U. S. Citizenship and Immigration Services (USCIS) regulations are very specific about what types of payments may be made to each visa type, who may make the payments, and what type(s) of employment verification documents are required for the nonresident alien to receive payments.

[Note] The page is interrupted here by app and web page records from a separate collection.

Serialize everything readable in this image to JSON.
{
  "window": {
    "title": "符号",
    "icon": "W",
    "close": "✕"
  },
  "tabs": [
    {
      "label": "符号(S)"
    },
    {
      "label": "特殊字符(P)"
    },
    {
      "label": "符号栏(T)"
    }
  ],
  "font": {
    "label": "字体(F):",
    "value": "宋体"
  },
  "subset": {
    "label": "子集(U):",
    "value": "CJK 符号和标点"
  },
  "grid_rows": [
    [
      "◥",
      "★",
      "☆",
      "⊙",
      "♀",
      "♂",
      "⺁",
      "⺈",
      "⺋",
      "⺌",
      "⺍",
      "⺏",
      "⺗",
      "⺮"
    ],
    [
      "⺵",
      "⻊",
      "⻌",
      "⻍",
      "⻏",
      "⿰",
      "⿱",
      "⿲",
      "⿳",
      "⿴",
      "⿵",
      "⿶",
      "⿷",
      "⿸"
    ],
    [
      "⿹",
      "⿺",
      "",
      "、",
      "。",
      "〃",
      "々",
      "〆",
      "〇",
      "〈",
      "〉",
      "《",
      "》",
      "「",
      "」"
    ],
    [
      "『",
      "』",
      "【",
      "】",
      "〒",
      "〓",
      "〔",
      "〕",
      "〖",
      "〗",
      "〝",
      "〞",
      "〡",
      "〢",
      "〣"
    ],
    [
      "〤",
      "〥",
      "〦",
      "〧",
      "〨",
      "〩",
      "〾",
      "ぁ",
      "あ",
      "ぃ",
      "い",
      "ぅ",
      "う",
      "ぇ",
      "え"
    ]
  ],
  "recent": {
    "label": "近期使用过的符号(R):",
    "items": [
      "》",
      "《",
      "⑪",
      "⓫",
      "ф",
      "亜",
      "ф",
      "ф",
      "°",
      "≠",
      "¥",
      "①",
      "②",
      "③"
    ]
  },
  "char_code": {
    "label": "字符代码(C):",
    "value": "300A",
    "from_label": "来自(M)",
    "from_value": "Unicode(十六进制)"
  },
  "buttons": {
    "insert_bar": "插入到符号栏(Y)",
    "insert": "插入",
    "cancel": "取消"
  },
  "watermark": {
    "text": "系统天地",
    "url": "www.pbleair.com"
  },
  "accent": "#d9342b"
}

Our office has extensive training and contracts to determine what payments can be made.
An abbreviated list of common visa types, restrictions, and documentation is provided below:
- B-1 or VWB or WB (Visitor/Business) - May receive reimbursement for reasonable travel expenses and, under limited circumstances, payments for compensation and honoraria.
- B-2 or VWT or WT (Visitor for Pleasure) - Under limited circumstances, may receive payments for compensation, honoraria, and reimbursement of reasonable travel expenses.
- F-1 (Student) may be employed up to 20 hours on campus if full-time student with valid Form I-20.
- F-2 (Dependent of F-1) may not be employed.
- H-1B may be employed by petitioner(s) only as identified on Form I-797A.
- J-1 (Exchange Visitor - Student) may be employed on campus up to 20 hours per week with written authorization of DSO (Contact - International Student Services) and a Form DS2019. · J-1 (Exchange Visitor - Short term Scholar, Professor, Researcher or Specialist) is eligible to receive compensation and reimbursement payments from the organization and for the period stated on the DS2019. Visitor must have a Social Security or Tax ID Number for compensation payments.
- TN (Trade NAFTA - for citizens of Canada & Mexico) may be employed by the sponsoring employer through whom the status was obtained. Canadians must submit only an I-94 card as employment authorization and Mexicans must submit INS Form I-797A ("Notice of Action") as employment authorization. Not a valid visa type for payments to independent contractors! Canadians who enter the United States and are not issued a Form I-94 are considered to be in B status (compensation and reasonable travel expense reimbursement) with permission to remain in the US for up to six months.
Contact International Services
If you have questions or require additional information, email: email@example.com.